(Exercise directions): The answer must consist of every line below that holds the word "this".

%%

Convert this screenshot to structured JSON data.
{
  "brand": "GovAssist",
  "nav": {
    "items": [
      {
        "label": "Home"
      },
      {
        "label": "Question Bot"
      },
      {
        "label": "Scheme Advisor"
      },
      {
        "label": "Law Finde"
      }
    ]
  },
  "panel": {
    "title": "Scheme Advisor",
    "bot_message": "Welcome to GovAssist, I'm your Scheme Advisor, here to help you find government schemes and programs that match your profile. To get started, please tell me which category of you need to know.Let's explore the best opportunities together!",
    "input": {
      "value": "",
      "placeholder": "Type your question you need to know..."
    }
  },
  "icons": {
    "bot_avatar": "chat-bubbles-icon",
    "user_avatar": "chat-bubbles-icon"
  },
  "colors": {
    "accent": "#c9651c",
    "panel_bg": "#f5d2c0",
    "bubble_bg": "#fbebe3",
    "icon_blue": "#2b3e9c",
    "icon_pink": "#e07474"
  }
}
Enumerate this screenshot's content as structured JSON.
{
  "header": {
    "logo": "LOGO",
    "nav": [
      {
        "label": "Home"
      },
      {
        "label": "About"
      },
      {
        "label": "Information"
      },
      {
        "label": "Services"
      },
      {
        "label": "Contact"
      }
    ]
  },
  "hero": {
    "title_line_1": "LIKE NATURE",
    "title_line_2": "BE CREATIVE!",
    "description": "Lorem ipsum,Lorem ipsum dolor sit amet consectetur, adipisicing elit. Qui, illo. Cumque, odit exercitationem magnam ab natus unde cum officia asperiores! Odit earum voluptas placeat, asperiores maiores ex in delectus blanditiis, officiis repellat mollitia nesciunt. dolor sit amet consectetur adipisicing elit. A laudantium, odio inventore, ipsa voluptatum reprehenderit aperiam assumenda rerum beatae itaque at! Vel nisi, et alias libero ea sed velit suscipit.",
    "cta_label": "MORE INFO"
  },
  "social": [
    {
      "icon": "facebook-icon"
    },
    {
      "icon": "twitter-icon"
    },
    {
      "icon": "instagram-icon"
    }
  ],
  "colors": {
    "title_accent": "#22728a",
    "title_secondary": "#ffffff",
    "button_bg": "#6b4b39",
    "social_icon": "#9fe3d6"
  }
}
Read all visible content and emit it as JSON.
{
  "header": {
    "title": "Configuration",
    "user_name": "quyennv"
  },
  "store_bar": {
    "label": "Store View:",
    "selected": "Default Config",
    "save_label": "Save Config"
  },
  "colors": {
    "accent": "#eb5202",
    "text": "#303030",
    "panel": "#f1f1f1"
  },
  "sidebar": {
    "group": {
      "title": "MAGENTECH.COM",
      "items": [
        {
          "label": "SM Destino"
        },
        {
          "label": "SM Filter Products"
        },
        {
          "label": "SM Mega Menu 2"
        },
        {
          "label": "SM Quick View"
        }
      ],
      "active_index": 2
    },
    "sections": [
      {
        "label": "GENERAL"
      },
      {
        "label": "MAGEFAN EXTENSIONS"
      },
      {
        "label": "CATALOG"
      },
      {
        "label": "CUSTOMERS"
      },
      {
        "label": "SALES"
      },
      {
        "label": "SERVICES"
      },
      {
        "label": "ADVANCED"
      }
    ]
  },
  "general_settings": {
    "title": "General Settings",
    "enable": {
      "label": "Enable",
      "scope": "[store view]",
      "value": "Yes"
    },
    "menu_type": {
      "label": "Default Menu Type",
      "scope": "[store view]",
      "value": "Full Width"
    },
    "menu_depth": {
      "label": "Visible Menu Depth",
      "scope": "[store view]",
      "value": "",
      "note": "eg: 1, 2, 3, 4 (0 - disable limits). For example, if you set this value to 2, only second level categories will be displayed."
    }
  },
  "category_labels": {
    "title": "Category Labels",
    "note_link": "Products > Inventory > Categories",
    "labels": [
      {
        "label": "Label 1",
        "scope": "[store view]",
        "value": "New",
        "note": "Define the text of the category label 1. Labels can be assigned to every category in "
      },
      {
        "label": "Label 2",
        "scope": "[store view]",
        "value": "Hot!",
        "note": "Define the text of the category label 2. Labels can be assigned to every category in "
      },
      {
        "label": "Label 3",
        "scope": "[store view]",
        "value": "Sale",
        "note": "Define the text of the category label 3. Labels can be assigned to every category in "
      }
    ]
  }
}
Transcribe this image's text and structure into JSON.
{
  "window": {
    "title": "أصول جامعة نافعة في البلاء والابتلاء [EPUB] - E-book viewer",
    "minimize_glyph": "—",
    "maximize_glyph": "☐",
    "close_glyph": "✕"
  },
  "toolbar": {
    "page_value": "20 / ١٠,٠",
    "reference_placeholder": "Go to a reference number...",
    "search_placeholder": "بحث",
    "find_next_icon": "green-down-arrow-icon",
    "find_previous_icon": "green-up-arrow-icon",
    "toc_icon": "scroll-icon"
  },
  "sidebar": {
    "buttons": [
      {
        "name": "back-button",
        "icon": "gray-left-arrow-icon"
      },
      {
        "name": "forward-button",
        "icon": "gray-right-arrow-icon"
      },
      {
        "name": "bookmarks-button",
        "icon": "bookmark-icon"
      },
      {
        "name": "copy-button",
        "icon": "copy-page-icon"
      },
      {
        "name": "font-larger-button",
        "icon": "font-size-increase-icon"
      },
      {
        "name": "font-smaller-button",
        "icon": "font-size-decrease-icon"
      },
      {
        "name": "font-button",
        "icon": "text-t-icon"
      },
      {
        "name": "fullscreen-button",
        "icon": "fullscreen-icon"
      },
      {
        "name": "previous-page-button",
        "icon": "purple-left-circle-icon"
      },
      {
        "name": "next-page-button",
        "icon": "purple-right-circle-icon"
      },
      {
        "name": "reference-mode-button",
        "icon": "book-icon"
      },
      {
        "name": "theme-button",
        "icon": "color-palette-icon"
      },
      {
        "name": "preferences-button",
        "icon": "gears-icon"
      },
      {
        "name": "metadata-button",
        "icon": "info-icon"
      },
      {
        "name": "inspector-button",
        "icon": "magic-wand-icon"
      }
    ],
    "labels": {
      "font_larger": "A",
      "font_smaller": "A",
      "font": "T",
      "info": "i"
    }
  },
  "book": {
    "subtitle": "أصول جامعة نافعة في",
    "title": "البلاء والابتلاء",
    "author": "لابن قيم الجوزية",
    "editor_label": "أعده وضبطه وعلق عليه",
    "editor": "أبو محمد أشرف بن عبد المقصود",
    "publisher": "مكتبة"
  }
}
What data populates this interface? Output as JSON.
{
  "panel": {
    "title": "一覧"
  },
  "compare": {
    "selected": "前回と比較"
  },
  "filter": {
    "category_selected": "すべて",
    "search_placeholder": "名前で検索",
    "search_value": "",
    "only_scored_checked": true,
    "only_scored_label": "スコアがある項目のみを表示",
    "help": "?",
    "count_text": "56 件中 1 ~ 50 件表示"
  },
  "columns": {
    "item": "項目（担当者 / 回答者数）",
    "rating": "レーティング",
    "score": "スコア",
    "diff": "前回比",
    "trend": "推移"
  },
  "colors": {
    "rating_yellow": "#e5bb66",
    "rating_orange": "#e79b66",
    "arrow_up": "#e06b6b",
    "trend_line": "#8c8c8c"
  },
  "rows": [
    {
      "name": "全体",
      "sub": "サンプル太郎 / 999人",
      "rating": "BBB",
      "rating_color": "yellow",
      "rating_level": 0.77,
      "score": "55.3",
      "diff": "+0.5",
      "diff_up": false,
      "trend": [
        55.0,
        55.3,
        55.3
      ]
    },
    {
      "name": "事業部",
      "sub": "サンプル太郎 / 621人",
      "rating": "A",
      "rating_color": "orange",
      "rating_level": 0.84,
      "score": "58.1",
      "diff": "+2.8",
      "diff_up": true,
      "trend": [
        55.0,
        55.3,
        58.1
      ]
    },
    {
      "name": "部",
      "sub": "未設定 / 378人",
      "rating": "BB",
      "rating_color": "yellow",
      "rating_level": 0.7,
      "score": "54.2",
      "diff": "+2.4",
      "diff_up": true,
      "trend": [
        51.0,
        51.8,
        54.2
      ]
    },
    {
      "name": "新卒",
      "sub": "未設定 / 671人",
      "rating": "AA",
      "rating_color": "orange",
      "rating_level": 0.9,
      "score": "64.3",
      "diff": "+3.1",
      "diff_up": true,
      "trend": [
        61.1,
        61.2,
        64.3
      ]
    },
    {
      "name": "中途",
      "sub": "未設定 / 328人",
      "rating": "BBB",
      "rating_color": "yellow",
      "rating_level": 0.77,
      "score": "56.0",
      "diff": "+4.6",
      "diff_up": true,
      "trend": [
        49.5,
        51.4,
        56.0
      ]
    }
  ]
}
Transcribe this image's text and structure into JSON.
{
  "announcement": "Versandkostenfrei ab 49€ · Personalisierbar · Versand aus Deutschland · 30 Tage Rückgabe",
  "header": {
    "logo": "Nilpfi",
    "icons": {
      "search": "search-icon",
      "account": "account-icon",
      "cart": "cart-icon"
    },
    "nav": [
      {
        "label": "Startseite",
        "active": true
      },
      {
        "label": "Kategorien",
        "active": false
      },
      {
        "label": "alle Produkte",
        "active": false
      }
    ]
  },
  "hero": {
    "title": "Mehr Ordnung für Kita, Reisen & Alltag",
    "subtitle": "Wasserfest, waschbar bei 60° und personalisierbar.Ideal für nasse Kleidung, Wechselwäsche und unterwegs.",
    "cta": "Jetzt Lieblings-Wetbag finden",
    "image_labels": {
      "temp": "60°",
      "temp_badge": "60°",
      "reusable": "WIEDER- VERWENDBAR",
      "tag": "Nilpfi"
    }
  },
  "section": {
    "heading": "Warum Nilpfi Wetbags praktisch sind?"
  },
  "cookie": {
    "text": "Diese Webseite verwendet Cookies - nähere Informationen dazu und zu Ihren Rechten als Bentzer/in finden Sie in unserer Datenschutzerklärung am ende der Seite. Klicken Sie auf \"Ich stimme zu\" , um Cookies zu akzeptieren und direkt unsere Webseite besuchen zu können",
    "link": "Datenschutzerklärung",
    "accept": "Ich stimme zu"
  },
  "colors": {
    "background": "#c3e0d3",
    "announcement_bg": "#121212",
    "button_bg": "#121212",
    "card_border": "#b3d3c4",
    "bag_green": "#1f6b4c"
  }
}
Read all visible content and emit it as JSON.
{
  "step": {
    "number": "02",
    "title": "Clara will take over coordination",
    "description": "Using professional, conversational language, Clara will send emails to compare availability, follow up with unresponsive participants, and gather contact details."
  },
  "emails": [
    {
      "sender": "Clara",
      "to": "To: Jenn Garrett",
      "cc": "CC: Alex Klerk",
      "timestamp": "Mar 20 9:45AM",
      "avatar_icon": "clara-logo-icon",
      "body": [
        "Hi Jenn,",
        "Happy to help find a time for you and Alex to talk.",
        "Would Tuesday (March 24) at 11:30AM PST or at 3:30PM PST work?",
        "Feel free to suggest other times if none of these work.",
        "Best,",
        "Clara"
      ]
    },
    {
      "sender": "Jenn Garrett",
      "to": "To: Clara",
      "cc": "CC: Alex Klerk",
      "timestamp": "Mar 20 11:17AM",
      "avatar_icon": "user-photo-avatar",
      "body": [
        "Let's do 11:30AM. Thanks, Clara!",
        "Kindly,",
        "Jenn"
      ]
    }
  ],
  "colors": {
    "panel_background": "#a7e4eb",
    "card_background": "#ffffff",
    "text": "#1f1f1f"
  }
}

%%

(Exercise response):
Convert this screenshot to structured JSON data.
Enumerate this screenshot's content as structured JSON.
      "note": "eg: 1, 2, 3, 4 (0 - disable limits). For example, if you set this value to 2, only second level categories will be displayed."
Transcribe this image's text and structure into JSON.
What data populates this interface? Output as JSON.
Transcribe this image's text and structure into JSON.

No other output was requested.